═══ Entries provided

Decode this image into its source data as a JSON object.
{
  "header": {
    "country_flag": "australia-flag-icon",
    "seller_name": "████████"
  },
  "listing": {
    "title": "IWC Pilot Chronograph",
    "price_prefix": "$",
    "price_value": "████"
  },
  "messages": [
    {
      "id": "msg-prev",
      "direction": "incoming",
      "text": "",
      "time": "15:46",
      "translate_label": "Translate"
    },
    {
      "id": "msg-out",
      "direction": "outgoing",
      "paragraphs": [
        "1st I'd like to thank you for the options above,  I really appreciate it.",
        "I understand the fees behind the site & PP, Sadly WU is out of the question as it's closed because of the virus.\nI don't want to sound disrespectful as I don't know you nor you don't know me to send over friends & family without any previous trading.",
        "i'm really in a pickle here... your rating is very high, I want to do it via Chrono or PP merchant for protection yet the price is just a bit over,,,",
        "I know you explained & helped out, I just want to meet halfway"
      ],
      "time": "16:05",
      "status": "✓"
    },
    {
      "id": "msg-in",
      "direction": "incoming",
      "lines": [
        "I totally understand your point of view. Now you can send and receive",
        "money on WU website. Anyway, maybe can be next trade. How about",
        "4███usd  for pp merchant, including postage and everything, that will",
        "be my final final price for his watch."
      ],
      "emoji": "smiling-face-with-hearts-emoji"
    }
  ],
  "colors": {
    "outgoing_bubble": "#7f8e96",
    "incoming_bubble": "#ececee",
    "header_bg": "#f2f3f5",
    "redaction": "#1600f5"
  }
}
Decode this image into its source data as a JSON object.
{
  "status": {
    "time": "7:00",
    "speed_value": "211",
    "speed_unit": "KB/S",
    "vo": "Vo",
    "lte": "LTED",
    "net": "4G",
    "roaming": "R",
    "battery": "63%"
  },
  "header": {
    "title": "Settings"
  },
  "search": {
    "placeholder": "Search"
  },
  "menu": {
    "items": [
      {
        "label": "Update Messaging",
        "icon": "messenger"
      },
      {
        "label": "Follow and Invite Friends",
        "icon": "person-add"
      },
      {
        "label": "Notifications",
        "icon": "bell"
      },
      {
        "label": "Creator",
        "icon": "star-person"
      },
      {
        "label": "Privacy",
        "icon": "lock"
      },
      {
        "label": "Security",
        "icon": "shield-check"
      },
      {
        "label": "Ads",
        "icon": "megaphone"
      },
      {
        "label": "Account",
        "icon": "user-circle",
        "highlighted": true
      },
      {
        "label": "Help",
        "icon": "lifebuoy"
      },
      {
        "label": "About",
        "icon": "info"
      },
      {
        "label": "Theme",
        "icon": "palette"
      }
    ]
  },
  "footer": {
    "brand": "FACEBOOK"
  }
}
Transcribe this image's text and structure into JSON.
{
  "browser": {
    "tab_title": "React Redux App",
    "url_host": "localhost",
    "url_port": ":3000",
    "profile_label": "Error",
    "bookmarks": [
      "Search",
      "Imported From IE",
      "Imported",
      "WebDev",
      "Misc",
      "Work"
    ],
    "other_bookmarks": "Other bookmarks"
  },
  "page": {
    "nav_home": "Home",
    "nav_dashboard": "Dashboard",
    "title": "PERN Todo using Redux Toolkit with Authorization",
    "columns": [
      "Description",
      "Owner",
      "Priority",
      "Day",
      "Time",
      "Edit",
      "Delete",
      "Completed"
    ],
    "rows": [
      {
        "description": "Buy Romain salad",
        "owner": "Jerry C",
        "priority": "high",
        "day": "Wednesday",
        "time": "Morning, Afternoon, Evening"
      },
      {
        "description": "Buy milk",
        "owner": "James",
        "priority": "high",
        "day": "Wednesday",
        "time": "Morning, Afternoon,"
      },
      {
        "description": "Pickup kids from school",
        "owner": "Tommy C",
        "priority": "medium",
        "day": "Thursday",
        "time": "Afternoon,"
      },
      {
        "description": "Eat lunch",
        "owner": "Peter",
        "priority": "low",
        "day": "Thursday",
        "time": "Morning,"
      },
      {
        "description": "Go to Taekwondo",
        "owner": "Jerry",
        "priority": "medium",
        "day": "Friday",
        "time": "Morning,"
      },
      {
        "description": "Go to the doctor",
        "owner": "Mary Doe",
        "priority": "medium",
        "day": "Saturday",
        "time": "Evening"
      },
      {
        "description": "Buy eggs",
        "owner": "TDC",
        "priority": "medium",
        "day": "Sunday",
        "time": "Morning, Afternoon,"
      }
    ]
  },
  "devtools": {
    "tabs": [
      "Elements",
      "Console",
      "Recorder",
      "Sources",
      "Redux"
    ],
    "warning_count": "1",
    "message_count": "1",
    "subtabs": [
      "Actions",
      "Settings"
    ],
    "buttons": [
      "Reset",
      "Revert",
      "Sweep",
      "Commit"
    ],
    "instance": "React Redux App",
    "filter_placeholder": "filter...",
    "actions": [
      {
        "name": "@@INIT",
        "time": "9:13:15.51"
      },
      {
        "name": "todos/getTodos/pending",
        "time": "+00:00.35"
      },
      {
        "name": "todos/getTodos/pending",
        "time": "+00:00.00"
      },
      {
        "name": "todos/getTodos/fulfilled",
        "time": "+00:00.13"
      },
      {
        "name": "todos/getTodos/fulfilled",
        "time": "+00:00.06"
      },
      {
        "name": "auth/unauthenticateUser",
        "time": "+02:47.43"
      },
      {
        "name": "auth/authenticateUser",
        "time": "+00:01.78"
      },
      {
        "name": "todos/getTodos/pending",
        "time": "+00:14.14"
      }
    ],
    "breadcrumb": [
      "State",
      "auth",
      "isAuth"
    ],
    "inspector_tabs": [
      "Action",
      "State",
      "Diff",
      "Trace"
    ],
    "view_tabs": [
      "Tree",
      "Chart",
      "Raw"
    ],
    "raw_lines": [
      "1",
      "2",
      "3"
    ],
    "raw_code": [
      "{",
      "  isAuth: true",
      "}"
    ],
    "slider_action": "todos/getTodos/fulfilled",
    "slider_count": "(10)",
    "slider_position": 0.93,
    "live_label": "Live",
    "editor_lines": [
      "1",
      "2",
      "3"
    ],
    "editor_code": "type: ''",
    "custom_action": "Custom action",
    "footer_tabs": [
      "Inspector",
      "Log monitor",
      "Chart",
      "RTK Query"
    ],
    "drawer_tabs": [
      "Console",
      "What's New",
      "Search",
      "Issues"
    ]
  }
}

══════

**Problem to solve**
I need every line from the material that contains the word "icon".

**Solved exercise**
    "country_flag": "australia-flag-icon",
        "icon": "messenger"
        "icon": "person-add"
        "icon": "bell"
        "icon": "star-person"
        "icon": "lock"
        "icon": "shield-check"
        "icon": "megaphone"
        "icon": "user-circle",
        "icon": "lifebuoy"
        "icon": "info"
        "icon": "palette"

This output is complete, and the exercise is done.